“You didn’t say,” Giles said, turning
to look at her, his glasses reflecting the head lights of passing cars.
“Before I heard the story it didn’t
mean anything and anyway, all the images were gone as soon as I woke up. But
back at the Rectory I had a waking dream and I saw this fast-forward replay of
how they met and I saw them just before the coach came to collect them.”
Buffy closed her eyes for a moment and tried
to recall what she had seen that afternoon while sitting near the foundation of
“The thing is, Giles, in the dream it
was me. Me and Angel.”
Giles made a clucking sound with his
Buffy sighed. “You can’t keep doing
“Dismissing him.
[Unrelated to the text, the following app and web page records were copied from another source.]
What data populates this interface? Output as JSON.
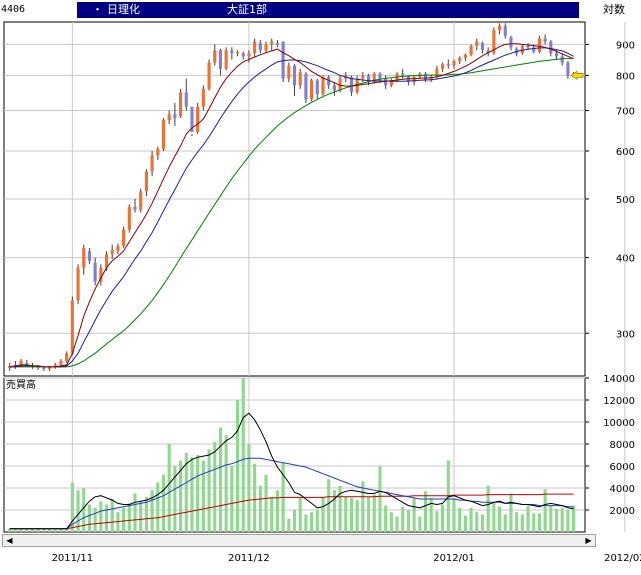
{
  "header": {
    "code": "4406",
    "dot": "・",
    "name": "日理化",
    "market": "大証1部",
    "scale_button": "対数"
  },
  "colors": {
    "up_candle": "#f07030",
    "down_candle": "#8080d0",
    "volume": "#90d890",
    "ma_short": "#8b0000",
    "ma_mid": "#2020a0",
    "ma_long": "#008000",
    "vol_ma_short": "#000000",
    "vol_ma_mid": "#2040c0",
    "vol_ma_long": "#c00000",
    "header_bg": "#000080"
  },
  "chart_data": [
    {
      "type": "candlestick",
      "scale": "log",
      "ylim": [
        255,
        980
      ],
      "yticks": [
        300,
        400,
        500,
        600,
        700,
        800,
        900
      ],
      "grid": true,
      "x_labels": [
        {
          "index": 11,
          "label": "2011/11"
        },
        {
          "index": 42,
          "label": "2011/12"
        },
        {
          "index": 78,
          "label": "2012/01"
        },
        {
          "index": 108,
          "label": "2012/02"
        }
      ],
      "candles": [
        [
          263,
          268,
          260,
          265
        ],
        [
          265,
          270,
          262,
          266
        ],
        [
          266,
          272,
          264,
          270
        ],
        [
          268,
          271,
          264,
          265
        ],
        [
          265,
          268,
          262,
          264
        ],
        [
          264,
          266,
          261,
          263
        ],
        [
          263,
          265,
          260,
          262
        ],
        [
          262,
          265,
          260,
          264
        ],
        [
          264,
          268,
          262,
          266
        ],
        [
          266,
          272,
          264,
          270
        ],
        [
          270,
          280,
          268,
          278
        ],
        [
          278,
          345,
          276,
          340
        ],
        [
          340,
          390,
          335,
          385
        ],
        [
          385,
          420,
          375,
          415
        ],
        [
          410,
          415,
          390,
          395
        ],
        [
          392,
          400,
          360,
          365
        ],
        [
          365,
          390,
          360,
          385
        ],
        [
          385,
          410,
          380,
          405
        ],
        [
          405,
          420,
          398,
          412
        ],
        [
          410,
          422,
          405,
          418
        ],
        [
          418,
          450,
          415,
          445
        ],
        [
          445,
          490,
          440,
          485
        ],
        [
          485,
          500,
          475,
          480
        ],
        [
          480,
          520,
          475,
          515
        ],
        [
          515,
          560,
          505,
          555
        ],
        [
          555,
          600,
          545,
          590
        ],
        [
          590,
          610,
          580,
          605
        ],
        [
          605,
          680,
          600,
          675
        ],
        [
          675,
          700,
          665,
          690
        ],
        [
          690,
          720,
          660,
          680
        ],
        [
          685,
          760,
          680,
          750
        ],
        [
          750,
          790,
          700,
          710
        ],
        [
          710,
          640,
          635,
          645
        ],
        [
          645,
          720,
          640,
          710
        ],
        [
          710,
          770,
          700,
          760
        ],
        [
          760,
          850,
          755,
          840
        ],
        [
          840,
          900,
          830,
          880
        ],
        [
          880,
          885,
          800,
          820
        ],
        [
          820,
          890,
          815,
          880
        ],
        [
          880,
          890,
          850,
          870
        ],
        [
          870,
          880,
          860,
          875
        ],
        [
          870,
          875,
          850,
          860
        ],
        [
          860,
          880,
          840,
          870
        ],
        [
          870,
          920,
          860,
          910
        ],
        [
          905,
          915,
          870,
          880
        ],
        [
          880,
          910,
          870,
          900
        ],
        [
          900,
          920,
          880,
          910
        ],
        [
          905,
          915,
          890,
          900
        ],
        [
          910,
          905,
          780,
          790
        ],
        [
          790,
          840,
          780,
          830
        ],
        [
          830,
          835,
          740,
          770
        ],
        [
          770,
          820,
          760,
          810
        ],
        [
          805,
          810,
          720,
          730
        ],
        [
          730,
          790,
          725,
          785
        ],
        [
          785,
          790,
          730,
          745
        ],
        [
          745,
          800,
          740,
          795
        ],
        [
          795,
          800,
          760,
          770
        ],
        [
          770,
          780,
          740,
          755
        ],
        [
          755,
          800,
          750,
          790
        ],
        [
          790,
          810,
          780,
          800
        ],
        [
          795,
          800,
          740,
          750
        ],
        [
          750,
          800,
          745,
          790
        ],
        [
          790,
          810,
          780,
          800
        ],
        [
          800,
          805,
          770,
          780
        ],
        [
          780,
          810,
          775,
          805
        ],
        [
          805,
          810,
          780,
          790
        ],
        [
          790,
          800,
          760,
          770
        ],
        [
          770,
          790,
          765,
          785
        ],
        [
          785,
          810,
          780,
          805
        ],
        [
          805,
          820,
          790,
          800
        ],
        [
          800,
          800,
          770,
          780
        ],
        [
          780,
          800,
          770,
          795
        ],
        [
          795,
          810,
          790,
          805
        ],
        [
          805,
          810,
          780,
          785
        ],
        [
          785,
          800,
          780,
          795
        ],
        [
          795,
          830,
          790,
          820
        ],
        [
          820,
          840,
          810,
          835
        ],
        [
          835,
          850,
          820,
          830
        ],
        [
          830,
          850,
          820,
          845
        ],
        [
          845,
          860,
          835,
          855
        ],
        [
          855,
          870,
          845,
          865
        ],
        [
          865,
          900,
          860,
          895
        ],
        [
          895,
          920,
          880,
          910
        ],
        [
          905,
          910,
          870,
          880
        ],
        [
          880,
          890,
          860,
          870
        ],
        [
          870,
          960,
          865,
          950
        ],
        [
          950,
          975,
          935,
          965
        ],
        [
          965,
          975,
          920,
          930
        ],
        [
          925,
          930,
          880,
          890
        ],
        [
          885,
          890,
          860,
          870
        ],
        [
          870,
          900,
          865,
          895
        ],
        [
          895,
          905,
          880,
          890
        ],
        [
          890,
          900,
          870,
          875
        ],
        [
          875,
          930,
          870,
          920
        ],
        [
          920,
          935,
          900,
          910
        ],
        [
          910,
          915,
          860,
          870
        ],
        [
          870,
          880,
          850,
          860
        ],
        [
          860,
          870,
          830,
          840
        ],
        [
          840,
          845,
          790,
          800
        ],
        [
          800,
          810,
          795,
          805
        ]
      ],
      "ma_short": [
        264,
        265,
        266,
        266,
        265,
        265,
        264,
        264,
        264,
        265,
        266,
        278,
        297,
        320,
        338,
        355,
        370,
        385,
        395,
        402,
        410,
        425,
        440,
        455,
        472,
        492,
        515,
        540,
        565,
        588,
        612,
        640,
        655,
        665,
        678,
        705,
        735,
        765,
        790,
        810,
        828,
        842,
        850,
        858,
        865,
        872,
        878,
        884,
        872,
        862,
        850,
        840,
        826,
        812,
        802,
        792,
        785,
        778,
        770,
        768,
        768,
        770,
        773,
        775,
        778,
        780,
        782,
        784,
        786,
        788,
        790,
        790,
        791,
        792,
        793,
        796,
        800,
        806,
        812,
        820,
        828,
        838,
        850,
        862,
        872,
        882,
        892,
        900,
        902,
        902,
        900,
        898,
        896,
        894,
        890,
        884,
        876,
        868,
        860,
        852
      ],
      "ma_mid": [
        264,
        264,
        265,
        265,
        265,
        265,
        264,
        264,
        264,
        264,
        265,
        270,
        278,
        290,
        302,
        315,
        328,
        340,
        352,
        362,
        372,
        385,
        398,
        410,
        425,
        440,
        458,
        478,
        498,
        518,
        540,
        562,
        580,
        598,
        614,
        634,
        656,
        680,
        702,
        724,
        745,
        764,
        780,
        795,
        808,
        820,
        832,
        842,
        846,
        848,
        848,
        846,
        842,
        836,
        830,
        822,
        815,
        808,
        800,
        795,
        790,
        788,
        786,
        784,
        784,
        783,
        783,
        782,
        782,
        782,
        783,
        784,
        785,
        786,
        787,
        789,
        792,
        795,
        798,
        802,
        808,
        815,
        824,
        832,
        840,
        848,
        856,
        864,
        870,
        876,
        880,
        884,
        886,
        888,
        888,
        886,
        882,
        878,
        870,
        860
      ],
      "ma_long": [
        264,
        264,
        264,
        264,
        264,
        264,
        264,
        264,
        264,
        264,
        264,
        265,
        267,
        270,
        274,
        278,
        283,
        288,
        293,
        298,
        303,
        309,
        316,
        323,
        331,
        340,
        350,
        361,
        373,
        386,
        400,
        414,
        428,
        443,
        458,
        474,
        490,
        506,
        523,
        540,
        556,
        572,
        588,
        604,
        618,
        632,
        646,
        660,
        672,
        684,
        694,
        704,
        713,
        722,
        730,
        738,
        745,
        751,
        757,
        763,
        768,
        773,
        777,
        781,
        785,
        788,
        791,
        793,
        795,
        797,
        798,
        799,
        800,
        800,
        801,
        801,
        801,
        802,
        803,
        804,
        806,
        808,
        811,
        814,
        817,
        820,
        823,
        826,
        829,
        832,
        835,
        838,
        841,
        844,
        846,
        848,
        850,
        852,
        853,
        854
      ],
      "last_price": 800
    },
    {
      "type": "bar",
      "title": "売買高",
      "ylim": [
        0,
        14000
      ],
      "yticks": [
        2000,
        4000,
        6000,
        8000,
        10000,
        12000,
        14000
      ],
      "grid": true,
      "values": [
        300,
        300,
        300,
        300,
        300,
        300,
        300,
        300,
        300,
        300,
        300,
        4500,
        3800,
        4000,
        2500,
        2200,
        2800,
        2500,
        3000,
        1800,
        2200,
        2600,
        3500,
        2800,
        3200,
        3800,
        4500,
        5200,
        8000,
        6000,
        6500,
        7200,
        6800,
        7000,
        6500,
        7500,
        8200,
        9500,
        8800,
        6000,
        12000,
        14000,
        8000,
        6200,
        4200,
        5200,
        3200,
        3800,
        6300,
        1200,
        2000,
        3200,
        1600,
        1800,
        2000,
        3200,
        4800,
        3800,
        4200,
        3200,
        3100,
        2900,
        4600,
        3200,
        3400,
        6000,
        2400,
        1800,
        1400,
        2300,
        2000,
        3100,
        1400,
        3700,
        3100,
        1900,
        2500,
        6500,
        3100,
        2200,
        1500,
        2200,
        1800,
        1600,
        4200,
        2700,
        2300,
        1600,
        3500,
        1800,
        1600,
        2400,
        1700,
        1700,
        3900,
        2400,
        2100,
        2200,
        2000,
        2400
      ],
      "ma_short": [
        300,
        300,
        300,
        300,
        300,
        300,
        300,
        300,
        300,
        300,
        300,
        1000,
        1600,
        2200,
        2800,
        3200,
        3300,
        3100,
        2900,
        2600,
        2500,
        2500,
        2700,
        2800,
        2900,
        3100,
        3400,
        3800,
        4400,
        5000,
        5600,
        6200,
        6600,
        6800,
        6900,
        7000,
        7300,
        7800,
        8300,
        8600,
        9200,
        10400,
        10800,
        10200,
        9300,
        8200,
        6900,
        5900,
        5200,
        4500,
        3600,
        3400,
        3000,
        2600,
        2200,
        2300,
        2600,
        3000,
        3500,
        3700,
        3800,
        3700,
        3600,
        3500,
        3500,
        3700,
        3600,
        3300,
        3000,
        2700,
        2400,
        2300,
        2200,
        2400,
        2600,
        2500,
        2600,
        3200,
        3300,
        3100,
        2900,
        2800,
        2600,
        2400,
        2500,
        2700,
        2800,
        2600,
        2700,
        2600,
        2500,
        2500,
        2400,
        2300,
        2500,
        2600,
        2500,
        2400,
        2200,
        2100
      ],
      "ma_mid": [
        300,
        300,
        300,
        300,
        300,
        300,
        300,
        300,
        300,
        300,
        300,
        700,
        1000,
        1300,
        1500,
        1700,
        1900,
        2000,
        2100,
        2200,
        2300,
        2400,
        2500,
        2600,
        2700,
        2900,
        3100,
        3300,
        3600,
        3900,
        4200,
        4500,
        4800,
        5100,
        5300,
        5500,
        5700,
        5900,
        6100,
        6200,
        6400,
        6600,
        6700,
        6700,
        6700,
        6600,
        6500,
        6400,
        6300,
        6200,
        6100,
        6000,
        5900,
        5700,
        5500,
        5300,
        5100,
        4900,
        4700,
        4500,
        4300,
        4100,
        4000,
        3900,
        3800,
        3700,
        3600,
        3500,
        3400,
        3300,
        3200,
        3100,
        3000,
        3000,
        3000,
        3000,
        3000,
        3000,
        3000,
        2900,
        2900,
        2800,
        2800,
        2700,
        2700,
        2700,
        2700,
        2600,
        2600,
        2600,
        2500,
        2500,
        2500,
        2400,
        2400,
        2400,
        2400,
        2400,
        2300,
        2300
      ],
      "ma_long": [
        300,
        300,
        300,
        300,
        300,
        300,
        300,
        300,
        300,
        300,
        300,
        400,
        500,
        600,
        700,
        750,
        800,
        850,
        900,
        950,
        1000,
        1050,
        1100,
        1150,
        1200,
        1250,
        1300,
        1400,
        1500,
        1600,
        1700,
        1800,
        1900,
        2000,
        2100,
        2200,
        2300,
        2400,
        2500,
        2600,
        2700,
        2800,
        2900,
        2950,
        3000,
        3050,
        3100,
        3100,
        3150,
        3150,
        3150,
        3150,
        3150,
        3150,
        3150,
        3150,
        3200,
        3200,
        3200,
        3200,
        3200,
        3200,
        3200,
        3200,
        3200,
        3250,
        3250,
        3250,
        3250,
        3250,
        3250,
        3300,
        3300,
        3300,
        3300,
        3300,
        3300,
        3300,
        3350,
        3350,
        3350,
        3350,
        3350,
        3350,
        3400,
        3400,
        3400,
        3400,
        3400,
        3400,
        3400,
        3400,
        3400,
        3400,
        3450,
        3450,
        3450,
        3450,
        3450,
        3450
      ]
    }
  ]
}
Dismissing us.”
“I do no such thing.”
“You do. You don’t...”
“If you say I don’t understand I shall
pull this car over immediately and...”
“Well, I don’t know,” Giles said. “I do
know that I can’t abide...”
“Him. That’s the truth of the matter,
Giles was silent. Up ahead was the neon
sign of a motor way station and he put on his signal light and crossed two
lanes of traffic to pull in. He rolled into a parking spot and turned the ignition
“I don’t know why I was dreaming about
the nun, Giles, but I don’t dream stuff for nothing. And I don’t know why Angel
came back or why I survived when so many others didn’t. I’m trying to work
through it all, just like you are. Just like he is.”
“Buffy,” Giles said.
“No, wait until I’m finished. In the
dream I was that nun and Angel was that monk and I was able to feel all these
things I’ve pretended I don’t feel and it was horrible. She gave up everything to have her chance and
I stood there and felt the way he looked at her and I know that feeling. I know
it. I can’t pretend I don’t.”
“I’m not asking that you pretend,”
Giles said quietly. “I know none of this is easy.”
“And you’re not making it any easier.”
“I will admit that Angel isn’t exactly
on the top of my Christmas card list.”
“Understatement much?” Buffy said.
“We have a complicated relationship,”
Giles said, smiling.
Buffy rolled her eyes. “That’s a joke,
“Perhaps,” Giles said, indicating just
how small a joke with his thumb and finger. “I’ll try.”
It was late when Giles pulled into the
drive way at Westbury.
Buffy got out of the Land Rover and
arched her back, stretching out the kinks from sitting too long.
Up over the garage, a small light
burned in Angel’s apartment.
Giles followed Buffy’s gaze and shook
his head. There was no way on earth he’d keep those two apart. For Angel, Buffy
was a benediction. In this life, in the next: in all the lives to come, there
was something holy between them.
“Go on then,” he said.
Authors Notes: The story of Borley
rectory is true. There are wonderful sites with information on the web, all of
which tell the fascinating of the Rectory complete with the tale of the novice
nun and her monk. I have imagined their relationship as there are no details.
The work of paranormal investigator
Harry Price can be found here. http://www.harryprice.co.uk/index.html
Other interesting sites can be found at: